A particular case is people suffering from depression often have to go through a whole series of treatment plans, often including home remedies and off-label medication usage, before they arrive at something approaching a cure. Given that baseline, it probably doesn't hurt much if randos supply some tips which worked for them.

Re: On ERE and Mental Health issues

Posted: Wed Nov 27, 2019 11:47 pm
by sumac
My experience somewhat aligns with ZAFCorrection's and horsewoman's, esp. regarding the necessity of designing lifestyle around limitations. Reducing masking (by at least an order of magnitude from what a typical office job and roommate situation would look like) and heavily guarding baseline sleep, food, movement, social habits are two major components of my being able to have a decent quality of life despite a long history of depression, suicidal thinking, and various sensory/executive function issues associated with being on the autism spectrum.

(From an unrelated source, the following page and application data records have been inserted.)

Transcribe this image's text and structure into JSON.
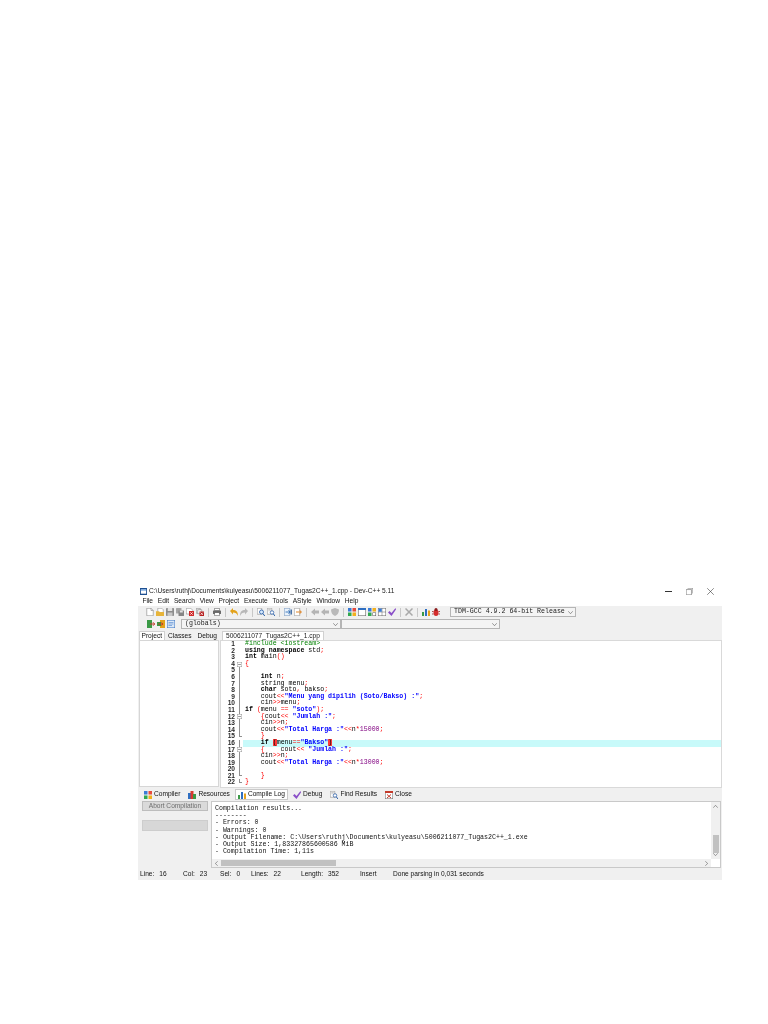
{
  "window": {
    "title": "C:\\Users\\ruthj\\Documents\\kulyeasu\\5006211077_Tugas2C++_1.cpp - Dev-C++ 5.11"
  },
  "menu": [
    "File",
    "Edit",
    "Search",
    "View",
    "Project",
    "Execute",
    "Tools",
    "AStyle",
    "Window",
    "Help"
  ],
  "toolbar": {
    "compiler": "TDM-GCC 4.9.2 64-bit Release",
    "scope": "(globals)"
  },
  "side_panel": {
    "tabs": [
      {
        "label": "Project",
        "selected": true
      },
      {
        "label": "Classes",
        "selected": false
      },
      {
        "label": "Debug",
        "selected": false
      }
    ]
  },
  "editor": {
    "tabs": [
      {
        "label": "5006211077_Tugas2C++_1.cpp",
        "selected": true
      }
    ],
    "lines": [
      {
        "number": "1",
        "current": false,
        "kind": "plain",
        "tokens": [
          {
            "kind": "preprocessor",
            "text": "#include <iostream>"
          }
        ]
      },
      {
        "number": "2",
        "current": false,
        "kind": "plain",
        "tokens": [
          {
            "kind": "keyword",
            "text": "using namespace"
          },
          {
            "kind": "plain",
            "text": " std"
          },
          {
            "kind": "symbol",
            "text": ";"
          }
        ]
      },
      {
        "number": "3",
        "current": false,
        "kind": "plain",
        "tokens": [
          {
            "kind": "keyword",
            "text": "int"
          },
          {
            "kind": "plain",
            "text": " main"
          },
          {
            "kind": "symbol",
            "text": "()"
          }
        ]
      },
      {
        "number": "4",
        "current": false,
        "kind": "start",
        "tokens": [
          {
            "kind": "symbol",
            "text": "{"
          }
        ]
      },
      {
        "number": "5",
        "current": false,
        "kind": "middle"
      },
      {
        "number": "6",
        "current": false,
        "kind": "middle",
        "tokens": [
          {
            "kind": "keyword",
            "text": "    int"
          },
          {
            "kind": "plain",
            "text": " n"
          },
          {
            "kind": "symbol",
            "text": ";"
          }
        ]
      },
      {
        "number": "7",
        "current": false,
        "kind": "middle",
        "tokens": [
          {
            "kind": "plain",
            "text": "    string menu"
          },
          {
            "kind": "symbol",
            "text": ";"
          }
        ]
      },
      {
        "number": "8",
        "current": false,
        "kind": "middle",
        "tokens": [
          {
            "kind": "keyword",
            "text": "    char"
          },
          {
            "kind": "plain",
            "text": " soto"
          },
          {
            "kind": "symbol",
            "text": ","
          },
          {
            "kind": "plain",
            "text": " bakso"
          },
          {
            "kind": "symbol",
            "text": ";"
          }
        ]
      },
      {
        "number": "9",
        "current": false,
        "kind": "middle",
        "tokens": [
          {
            "kind": "plain",
            "text": "    cout"
          },
          {
            "kind": "symbol",
            "text": "<<"
          },
          {
            "kind": "string",
            "text": "\"Menu yang dipilih (Soto/Bakso) :\""
          },
          {
            "kind": "symbol",
            "text": ";"
          }
        ]
      },
      {
        "number": "10",
        "current": false,
        "kind": "middle",
        "tokens": [
          {
            "kind": "plain",
            "text": "    cin"
          },
          {
            "kind": "symbol",
            "text": ">>"
          },
          {
            "kind": "plain",
            "text": "menu"
          },
          {
            "kind": "symbol",
            "text": ";"
          }
        ]
      },
      {
        "number": "11",
        "current": false,
        "kind": "middle",
        "tokens": [
          {
            "kind": "keyword",
            "text": "if "
          },
          {
            "kind": "symbol",
            "text": "("
          },
          {
            "kind": "plain",
            "text": "menu "
          },
          {
            "kind": "symbol",
            "text": "== "
          },
          {
            "kind": "string",
            "text": "\"soto\""
          },
          {
            "kind": "symbol",
            "text": ");"
          }
        ]
      },
      {
        "number": "12",
        "current": false,
        "kind": "start",
        "tokens": [
          {
            "kind": "symbol",
            "text": "    {"
          },
          {
            "kind": "plain",
            "text": "cout"
          },
          {
            "kind": "symbol",
            "text": "<< "
          },
          {
            "kind": "string",
            "text": "\"Jumlah :\""
          },
          {
            "kind": "symbol",
            "text": ";"
          }
        ]
      },
      {
        "number": "13",
        "current": false,
        "kind": "middle",
        "tokens": [
          {
            "kind": "plain",
            "text": "    cin"
          },
          {
            "kind": "symbol",
            "text": ">>"
          },
          {
            "kind": "plain",
            "text": "n"
          },
          {
            "kind": "symbol",
            "text": ";"
          }
        ]
      },
      {
        "number": "14",
        "current": false,
        "kind": "middle",
        "tokens": [
          {
            "kind": "plain",
            "text": "    cout"
          },
          {
            "kind": "symbol",
            "text": "<<"
          },
          {
            "kind": "string",
            "text": "\"Total Harga :\""
          },
          {
            "kind": "symbol",
            "text": "<<"
          },
          {
            "kind": "plain",
            "text": "n"
          },
          {
            "kind": "symbol",
            "text": "*"
          },
          {
            "kind": "number",
            "text": "15000"
          },
          {
            "kind": "symbol",
            "text": ";"
          }
        ]
      },
      {
        "number": "15",
        "current": false,
        "kind": "end",
        "tokens": [
          {
            "kind": "symbol",
            "text": "    }"
          }
        ]
      },
      {
        "number": "16",
        "current": true,
        "kind": "middle",
        "tokens": [
          {
            "kind": "keyword",
            "text": "    if "
          },
          {
            "kind": "match",
            "text": "("
          },
          {
            "kind": "plain",
            "text": "menu"
          },
          {
            "kind": "symbol",
            "text": "=="
          },
          {
            "kind": "string",
            "text": "\"Bakso\""
          },
          {
            "kind": "match",
            "text": ")"
          }
        ]
      },
      {
        "number": "17",
        "current": false,
        "kind": "start",
        "tokens": [
          {
            "kind": "symbol",
            "text": "    {"
          },
          {
            "kind": "plain",
            "text": "    cout"
          },
          {
            "kind": "symbol",
            "text": "<< "
          },
          {
            "kind": "string",
            "text": "\"Jumlah :\""
          },
          {
            "kind": "symbol",
            "text": ";"
          }
        ]
      },
      {
        "number": "18",
        "current": false,
        "kind": "middle",
        "tokens": [
          {
            "kind": "plain",
            "text": "    cin"
          },
          {
            "kind": "symbol",
            "text": ">>"
          },
          {
            "kind": "plain",
            "text": "n"
          },
          {
            "kind": "symbol",
            "text": ";"
          }
        ]
      },
      {
        "number": "19",
        "current": false,
        "kind": "middle",
        "tokens": [
          {
            "kind": "plain",
            "text": "    cout"
          },
          {
            "kind": "symbol",
            "text": "<<"
          },
          {
            "kind": "string",
            "text": "\"Total Harga :\""
          },
          {
            "kind": "symbol",
            "text": "<<"
          },
          {
            "kind": "plain",
            "text": "n"
          },
          {
            "kind": "symbol",
            "text": "*"
          },
          {
            "kind": "number",
            "text": "13000"
          },
          {
            "kind": "symbol",
            "text": ";"
          }
        ]
      },
      {
        "number": "20",
        "current": false,
        "kind": "middle"
      },
      {
        "number": "21",
        "current": false,
        "kind": "end",
        "tokens": [
          {
            "kind": "symbol",
            "text": "    }"
          }
        ]
      },
      {
        "number": "22",
        "current": false,
        "kind": "end",
        "tokens": [
          {
            "kind": "symbol",
            "text": "}"
          }
        ]
      }
    ]
  },
  "bottom_panel": {
    "tabs": [
      {
        "label": "Compiler",
        "selected": false
      },
      {
        "label": "Resources",
        "selected": false
      },
      {
        "label": "Compile Log",
        "selected": true
      },
      {
        "label": "Debug",
        "selected": false
      },
      {
        "label": "Find Results",
        "selected": false
      },
      {
        "label": "Close",
        "selected": false
      }
    ],
    "abort_button": {
      "label": "Abort Compilation",
      "disabled": true
    },
    "log": [
      "Compilation results...",
      "--------",
      "- Errors: 0",
      "- Warnings: 0",
      "- Output Filename: C:\\Users\\ruthj\\Documents\\kulyeasu\\5006211077_Tugas2C++_1.exe",
      "- Output Size: 1,83327865600586 MiB",
      "- Compilation Time: 1,11s"
    ]
  },
  "status_bar": {
    "fields": [
      {
        "label": "Line:",
        "value": "16"
      },
      {
        "label": "Col:",
        "value": "23"
      },
      {
        "label": "Sel:",
        "value": "0"
      },
      {
        "label": "Lines:",
        "value": "22"
      },
      {
        "label": "Length:",
        "value": "352"
      }
    ],
    "mode": "Insert",
    "message": "Done parsing in 0,031 seconds"
  }
}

The other major component was spending several years putting mental stability above other aspects of my work, which I know is a tough sell when work is often so tied up in identity. I lucked into getting two years of free therapy,* and spent probably 10-15 hours a week practicing new thought patterns and retraining old ones. Then moving on to how those thoughts turn into actions turn into habits turn into perspectives and identity. I view this set of things as something that's easy to take for granted when they're in good shape, but seem to be a crucial prerequisite/complement to the more commonly discussed components of the ERE toolbox.

Also it's worth noting that some things can be changed over time, and others may only be manageable. Preventing downward spirals and bad feedback loops are 80% of the battle for me, at least with depression, relationships, and executive function. This feels much more achievable than aiming toward feeling happy most of the time. As a side effect, managing those things often has allowed in more joy or improved baseline contentment.

So after 5-7 years it now feels like I'm at what for many other people was a starting point. But I don't mind, because I might never have gotten there otherwise. Or I might've singlemindedly pursued a career path and then blown up spectacularly, unable to enjoy my life because I'd achieved financial gains without the mental ability to use it well, or worse.

*Funny story about this - my insurance never went through with my provider, but he didn't notice until a year in, so he extremely graciously allowed me to continue with him on a pro bono basis until I was ready to move on. There are other options for accessing low-cost mental health care, and not all of them are formal. My time in therapy was most helpful as an ongoing catalyst for mental shifts, rather than for improving immediate coping methods. Your mileage may vary, but I'm happy to elaborate on my experiences with any of this.